While the strength in consumer confidence has impacted the gold, “we still think that we are not out of the woods” in terms of the economy, Naeem Aslam, chief market analyst at AvaTrade, told Market Watch. Any retracement in gold is “an opportunity to buy, as we maintain our target of $1600.”
Analysts have said gold and other havens remain likely to see support on adverse developments regarding the virus outbreak.
Gold for February delivery on Comex fell $7.60, or 0.5%, to settle at $1,569.80 an ounce, while March silver lost 59.8 cents, or 3.3%, to end at $17.458 an ounce.
Gold on Monday saw the highest close for a most-active contract since April 9, 2013, according to Dow Jones Market Data.
U.S. benchmark stock indexes moved higher on Wall Street Tuesday, a day after the Dow Jones Industrial Average /zigman2/quotes/210598065/realtime DJIA +1.51% and S&P 500 index /zigman2/quotes/210599714/realtime SPX +1.61% suffered their biggest one-day declines since October on fears the coronavirus outbreak could undercut global growth.

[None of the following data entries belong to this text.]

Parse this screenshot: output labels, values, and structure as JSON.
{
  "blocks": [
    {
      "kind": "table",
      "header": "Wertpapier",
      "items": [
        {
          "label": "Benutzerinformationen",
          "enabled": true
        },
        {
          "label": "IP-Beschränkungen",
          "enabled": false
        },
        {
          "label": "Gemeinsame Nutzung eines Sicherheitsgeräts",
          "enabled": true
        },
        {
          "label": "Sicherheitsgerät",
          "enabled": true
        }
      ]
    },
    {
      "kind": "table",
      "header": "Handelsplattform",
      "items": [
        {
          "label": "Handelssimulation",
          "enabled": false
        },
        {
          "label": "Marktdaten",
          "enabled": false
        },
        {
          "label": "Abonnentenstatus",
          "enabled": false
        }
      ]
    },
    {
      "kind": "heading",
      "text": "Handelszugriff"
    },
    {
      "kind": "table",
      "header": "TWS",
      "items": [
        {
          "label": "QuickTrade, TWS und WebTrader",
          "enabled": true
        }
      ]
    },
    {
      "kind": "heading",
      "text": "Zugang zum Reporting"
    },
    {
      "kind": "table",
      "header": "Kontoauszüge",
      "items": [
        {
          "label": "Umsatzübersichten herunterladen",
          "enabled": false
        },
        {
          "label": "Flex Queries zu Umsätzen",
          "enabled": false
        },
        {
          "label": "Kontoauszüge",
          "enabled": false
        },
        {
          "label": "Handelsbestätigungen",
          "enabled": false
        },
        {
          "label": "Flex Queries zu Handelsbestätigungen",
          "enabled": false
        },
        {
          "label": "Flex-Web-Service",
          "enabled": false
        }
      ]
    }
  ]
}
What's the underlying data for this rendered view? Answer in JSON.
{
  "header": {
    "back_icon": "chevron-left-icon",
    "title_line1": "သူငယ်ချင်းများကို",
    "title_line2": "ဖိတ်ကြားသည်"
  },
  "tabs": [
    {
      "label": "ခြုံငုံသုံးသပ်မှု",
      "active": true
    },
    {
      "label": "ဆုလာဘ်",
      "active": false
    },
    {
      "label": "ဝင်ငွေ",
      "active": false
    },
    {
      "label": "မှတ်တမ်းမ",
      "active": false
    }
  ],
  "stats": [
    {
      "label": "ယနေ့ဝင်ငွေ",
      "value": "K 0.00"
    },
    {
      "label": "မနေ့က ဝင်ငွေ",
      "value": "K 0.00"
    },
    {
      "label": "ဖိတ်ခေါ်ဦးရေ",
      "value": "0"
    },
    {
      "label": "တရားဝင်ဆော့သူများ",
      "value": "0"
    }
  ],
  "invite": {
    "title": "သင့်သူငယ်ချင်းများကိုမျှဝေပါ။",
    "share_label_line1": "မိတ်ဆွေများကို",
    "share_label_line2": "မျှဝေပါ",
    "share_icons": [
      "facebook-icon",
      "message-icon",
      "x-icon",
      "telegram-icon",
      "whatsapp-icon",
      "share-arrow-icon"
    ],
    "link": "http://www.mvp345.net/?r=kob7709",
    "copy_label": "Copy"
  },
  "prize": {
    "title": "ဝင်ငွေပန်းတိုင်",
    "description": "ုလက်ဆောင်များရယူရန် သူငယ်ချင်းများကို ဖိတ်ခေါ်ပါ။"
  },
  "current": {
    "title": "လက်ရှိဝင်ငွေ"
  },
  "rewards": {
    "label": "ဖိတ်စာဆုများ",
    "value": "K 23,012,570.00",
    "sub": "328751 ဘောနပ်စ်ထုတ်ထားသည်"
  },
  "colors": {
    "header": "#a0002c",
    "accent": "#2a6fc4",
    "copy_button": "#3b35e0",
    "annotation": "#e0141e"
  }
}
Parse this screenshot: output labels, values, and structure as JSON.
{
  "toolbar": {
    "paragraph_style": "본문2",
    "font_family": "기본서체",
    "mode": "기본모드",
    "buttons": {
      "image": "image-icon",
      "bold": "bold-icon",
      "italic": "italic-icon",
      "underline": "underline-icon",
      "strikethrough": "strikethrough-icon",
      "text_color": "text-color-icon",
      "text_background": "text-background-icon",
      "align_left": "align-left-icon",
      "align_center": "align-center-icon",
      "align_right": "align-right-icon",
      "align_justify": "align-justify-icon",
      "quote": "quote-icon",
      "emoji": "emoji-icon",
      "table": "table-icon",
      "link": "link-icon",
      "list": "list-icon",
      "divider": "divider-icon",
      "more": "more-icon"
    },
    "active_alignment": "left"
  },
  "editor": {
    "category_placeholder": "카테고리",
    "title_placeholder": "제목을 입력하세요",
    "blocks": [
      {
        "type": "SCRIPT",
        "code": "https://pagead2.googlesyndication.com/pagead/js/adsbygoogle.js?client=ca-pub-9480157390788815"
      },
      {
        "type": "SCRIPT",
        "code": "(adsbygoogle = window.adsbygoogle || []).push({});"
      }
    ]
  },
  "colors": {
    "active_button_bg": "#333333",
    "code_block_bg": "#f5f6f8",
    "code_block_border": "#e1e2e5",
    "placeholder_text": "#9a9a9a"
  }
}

Analysts said gold’s haven-like behavior was encouraging, noting that the metal at times has seen its appeal blunted during periods of panic selling in equities and other risky assets.
“We like that there has been no sign of the ‘throwing-the-baby-out-with-the-bathwater’ selling in gold that happened during some other equity market corrections. People on those occasions were taking profits after a rally in gold to pay for margin calls in other weak positions,” said Jasper Lawler, head of research at London Capital Group, in a note. “This time, so far at least, they are holding on to gold.”
Meanwhile, March copper fell 1.7 cents, or nearly 0.7%, to $2.5795 a pound, after suffering a loss of 3.3% on Monday. Most-active contract prices for the industrial metal have now posted declines for nine sessions in a row, the longest such streak of declines since the nine-session run of losses ended on Oct. 21, 2016, FactSet data show
“The pace of the drop in copper prices is a growing concern as futures are down more than 10% from the January highs and beginning to suggest that there are more underlying negative influences on risk assets than just the coronavirus,” analysts at Sevens Report Research wrote in Tuesday’s newsletter.
In other metals trading, April platinum added $3.30, or 0.3%, to $995 an ounce, while March palladium rose $11.50, or 0.5%, to $2,185.10 an ounce.
In a report released Tuesday, analysts at Heraeus Precious Metals said they expect the “structural shortage of palladium” to continue to exist this year.
“Even if vehicle sales will decline, the higher catalyst loading in gasoline engines should more than compensate for the expected decline,” they said, with stricter exhaust emission standards in China and India indicating a higher demand for palladium. They expect prices for palladium to range between $1,800 and $2,800 in 2020.
Platinum, however, is expected to see a continued surplus this year, but a “slight increase in demand for use in oil refineries and higher demand for platinum as a catalyst metrical for chemical processes will be a ray of hope,” the Heraeus analysts said. They expect to see a platinum price range of $800 to $1,050 this year.